* _Page and application data records_
'''

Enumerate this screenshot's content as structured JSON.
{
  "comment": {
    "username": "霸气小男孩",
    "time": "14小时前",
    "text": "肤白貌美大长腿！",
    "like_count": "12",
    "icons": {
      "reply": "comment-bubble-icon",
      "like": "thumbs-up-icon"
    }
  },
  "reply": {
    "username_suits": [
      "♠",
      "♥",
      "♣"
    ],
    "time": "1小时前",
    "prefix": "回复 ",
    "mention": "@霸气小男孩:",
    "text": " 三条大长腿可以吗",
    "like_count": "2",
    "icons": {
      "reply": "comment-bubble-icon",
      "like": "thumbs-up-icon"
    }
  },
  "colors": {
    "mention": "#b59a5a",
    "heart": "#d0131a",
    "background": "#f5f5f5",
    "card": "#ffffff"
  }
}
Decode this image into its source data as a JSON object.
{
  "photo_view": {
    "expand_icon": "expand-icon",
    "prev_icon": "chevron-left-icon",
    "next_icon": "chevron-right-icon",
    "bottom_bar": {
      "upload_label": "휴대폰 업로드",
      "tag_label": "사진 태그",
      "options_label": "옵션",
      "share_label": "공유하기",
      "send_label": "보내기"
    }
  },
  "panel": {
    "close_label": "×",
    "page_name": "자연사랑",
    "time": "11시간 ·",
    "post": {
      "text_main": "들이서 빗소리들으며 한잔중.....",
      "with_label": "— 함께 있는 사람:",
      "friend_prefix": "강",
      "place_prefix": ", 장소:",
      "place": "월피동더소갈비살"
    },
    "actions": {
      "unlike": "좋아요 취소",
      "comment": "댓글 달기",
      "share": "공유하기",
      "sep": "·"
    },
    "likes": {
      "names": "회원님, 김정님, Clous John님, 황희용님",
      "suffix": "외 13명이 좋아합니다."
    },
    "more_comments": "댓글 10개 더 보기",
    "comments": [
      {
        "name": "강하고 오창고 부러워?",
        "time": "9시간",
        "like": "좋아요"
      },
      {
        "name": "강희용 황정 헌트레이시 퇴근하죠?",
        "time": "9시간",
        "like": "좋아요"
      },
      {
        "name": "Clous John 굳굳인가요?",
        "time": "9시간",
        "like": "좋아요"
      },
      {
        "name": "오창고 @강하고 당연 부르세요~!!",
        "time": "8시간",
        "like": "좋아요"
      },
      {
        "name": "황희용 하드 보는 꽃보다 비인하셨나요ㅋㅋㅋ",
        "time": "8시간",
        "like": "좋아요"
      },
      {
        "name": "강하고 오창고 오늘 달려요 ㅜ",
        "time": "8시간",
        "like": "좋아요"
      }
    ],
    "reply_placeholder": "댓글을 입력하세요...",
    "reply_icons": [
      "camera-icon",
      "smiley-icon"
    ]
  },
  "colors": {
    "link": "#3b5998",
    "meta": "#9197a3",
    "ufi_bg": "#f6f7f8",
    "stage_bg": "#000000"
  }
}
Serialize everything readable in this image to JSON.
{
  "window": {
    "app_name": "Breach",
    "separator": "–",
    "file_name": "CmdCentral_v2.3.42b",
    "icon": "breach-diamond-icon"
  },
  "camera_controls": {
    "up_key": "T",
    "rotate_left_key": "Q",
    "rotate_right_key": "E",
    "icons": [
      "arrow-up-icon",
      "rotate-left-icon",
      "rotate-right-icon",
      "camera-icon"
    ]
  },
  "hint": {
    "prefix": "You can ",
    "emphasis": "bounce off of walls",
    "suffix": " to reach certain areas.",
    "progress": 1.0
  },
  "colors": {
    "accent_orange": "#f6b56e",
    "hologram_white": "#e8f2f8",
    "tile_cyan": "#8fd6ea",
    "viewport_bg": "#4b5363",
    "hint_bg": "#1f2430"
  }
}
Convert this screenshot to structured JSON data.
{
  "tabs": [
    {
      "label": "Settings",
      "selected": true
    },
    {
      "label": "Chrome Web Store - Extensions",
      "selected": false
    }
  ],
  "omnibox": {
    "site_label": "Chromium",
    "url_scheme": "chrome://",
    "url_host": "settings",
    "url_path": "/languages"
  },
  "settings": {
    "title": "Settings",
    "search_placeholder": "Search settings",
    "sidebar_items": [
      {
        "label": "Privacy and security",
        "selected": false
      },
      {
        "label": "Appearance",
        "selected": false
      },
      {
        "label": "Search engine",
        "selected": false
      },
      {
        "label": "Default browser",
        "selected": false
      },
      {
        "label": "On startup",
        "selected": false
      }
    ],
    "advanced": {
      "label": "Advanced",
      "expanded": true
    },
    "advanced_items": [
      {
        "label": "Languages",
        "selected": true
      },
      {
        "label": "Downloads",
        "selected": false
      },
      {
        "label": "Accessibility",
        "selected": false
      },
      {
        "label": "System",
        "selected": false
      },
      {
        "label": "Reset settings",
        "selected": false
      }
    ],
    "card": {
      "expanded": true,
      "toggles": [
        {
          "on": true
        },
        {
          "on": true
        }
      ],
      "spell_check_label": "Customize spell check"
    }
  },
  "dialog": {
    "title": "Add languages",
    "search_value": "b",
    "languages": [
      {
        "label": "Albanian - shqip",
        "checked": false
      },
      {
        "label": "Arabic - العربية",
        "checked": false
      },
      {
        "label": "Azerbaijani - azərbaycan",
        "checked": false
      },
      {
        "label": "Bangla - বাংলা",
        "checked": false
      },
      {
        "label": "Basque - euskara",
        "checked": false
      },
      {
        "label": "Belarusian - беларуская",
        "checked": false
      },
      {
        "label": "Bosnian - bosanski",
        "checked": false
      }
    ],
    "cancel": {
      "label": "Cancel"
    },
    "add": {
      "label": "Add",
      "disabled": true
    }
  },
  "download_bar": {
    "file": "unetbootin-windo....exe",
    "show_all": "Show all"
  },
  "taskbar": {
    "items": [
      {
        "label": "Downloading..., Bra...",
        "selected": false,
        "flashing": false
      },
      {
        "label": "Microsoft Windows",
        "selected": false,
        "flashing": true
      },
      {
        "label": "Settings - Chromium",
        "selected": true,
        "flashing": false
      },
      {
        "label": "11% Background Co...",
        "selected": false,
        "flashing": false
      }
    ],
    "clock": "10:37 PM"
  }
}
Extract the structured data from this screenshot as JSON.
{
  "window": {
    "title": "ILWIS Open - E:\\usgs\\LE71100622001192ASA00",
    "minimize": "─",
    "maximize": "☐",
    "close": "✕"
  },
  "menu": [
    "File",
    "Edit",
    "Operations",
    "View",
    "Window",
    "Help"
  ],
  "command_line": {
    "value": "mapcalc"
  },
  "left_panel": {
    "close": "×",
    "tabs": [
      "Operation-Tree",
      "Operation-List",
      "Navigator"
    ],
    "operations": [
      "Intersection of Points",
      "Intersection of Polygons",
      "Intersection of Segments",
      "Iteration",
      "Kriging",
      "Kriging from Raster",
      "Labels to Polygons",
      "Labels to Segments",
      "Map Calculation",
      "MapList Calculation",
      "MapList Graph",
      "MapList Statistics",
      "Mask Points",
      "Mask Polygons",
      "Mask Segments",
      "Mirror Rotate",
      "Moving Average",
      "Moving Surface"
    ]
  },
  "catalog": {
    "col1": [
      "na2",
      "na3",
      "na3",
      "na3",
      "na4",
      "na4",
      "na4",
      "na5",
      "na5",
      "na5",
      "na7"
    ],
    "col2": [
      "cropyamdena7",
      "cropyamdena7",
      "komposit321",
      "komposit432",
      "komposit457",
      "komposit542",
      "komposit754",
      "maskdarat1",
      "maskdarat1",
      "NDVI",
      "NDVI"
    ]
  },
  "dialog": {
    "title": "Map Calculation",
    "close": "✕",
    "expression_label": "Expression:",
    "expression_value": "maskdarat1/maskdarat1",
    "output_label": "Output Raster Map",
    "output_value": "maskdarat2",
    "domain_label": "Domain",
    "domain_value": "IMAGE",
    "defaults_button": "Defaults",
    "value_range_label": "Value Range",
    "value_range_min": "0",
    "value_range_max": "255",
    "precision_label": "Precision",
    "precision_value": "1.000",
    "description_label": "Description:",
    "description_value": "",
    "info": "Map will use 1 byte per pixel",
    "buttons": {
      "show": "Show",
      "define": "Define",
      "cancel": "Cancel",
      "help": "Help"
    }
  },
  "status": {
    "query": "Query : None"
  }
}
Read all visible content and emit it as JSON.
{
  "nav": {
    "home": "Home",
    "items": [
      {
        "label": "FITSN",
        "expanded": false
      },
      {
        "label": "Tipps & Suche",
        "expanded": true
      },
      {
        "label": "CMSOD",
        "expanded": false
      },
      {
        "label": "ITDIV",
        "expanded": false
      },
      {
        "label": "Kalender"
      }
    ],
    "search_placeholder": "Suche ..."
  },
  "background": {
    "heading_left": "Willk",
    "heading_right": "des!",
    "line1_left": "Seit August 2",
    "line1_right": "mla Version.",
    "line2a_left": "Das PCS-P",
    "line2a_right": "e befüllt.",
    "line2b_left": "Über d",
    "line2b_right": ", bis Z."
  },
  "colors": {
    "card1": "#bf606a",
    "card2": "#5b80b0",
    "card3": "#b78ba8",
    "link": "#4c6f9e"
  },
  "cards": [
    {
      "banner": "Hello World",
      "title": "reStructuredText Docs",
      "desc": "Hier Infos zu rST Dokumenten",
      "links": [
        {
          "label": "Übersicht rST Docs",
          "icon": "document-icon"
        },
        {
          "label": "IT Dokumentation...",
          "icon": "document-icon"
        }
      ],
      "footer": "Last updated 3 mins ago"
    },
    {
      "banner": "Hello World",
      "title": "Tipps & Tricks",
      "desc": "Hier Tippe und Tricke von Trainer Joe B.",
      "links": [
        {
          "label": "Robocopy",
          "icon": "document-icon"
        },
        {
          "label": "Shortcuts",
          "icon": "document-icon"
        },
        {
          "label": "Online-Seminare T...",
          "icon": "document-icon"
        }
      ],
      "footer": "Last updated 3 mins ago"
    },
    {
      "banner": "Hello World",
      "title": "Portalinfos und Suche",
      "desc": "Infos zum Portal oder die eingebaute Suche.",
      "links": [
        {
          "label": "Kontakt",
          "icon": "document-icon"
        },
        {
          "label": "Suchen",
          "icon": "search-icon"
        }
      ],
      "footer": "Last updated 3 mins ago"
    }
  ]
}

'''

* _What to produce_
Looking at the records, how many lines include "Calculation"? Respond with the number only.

* _Answer box_
3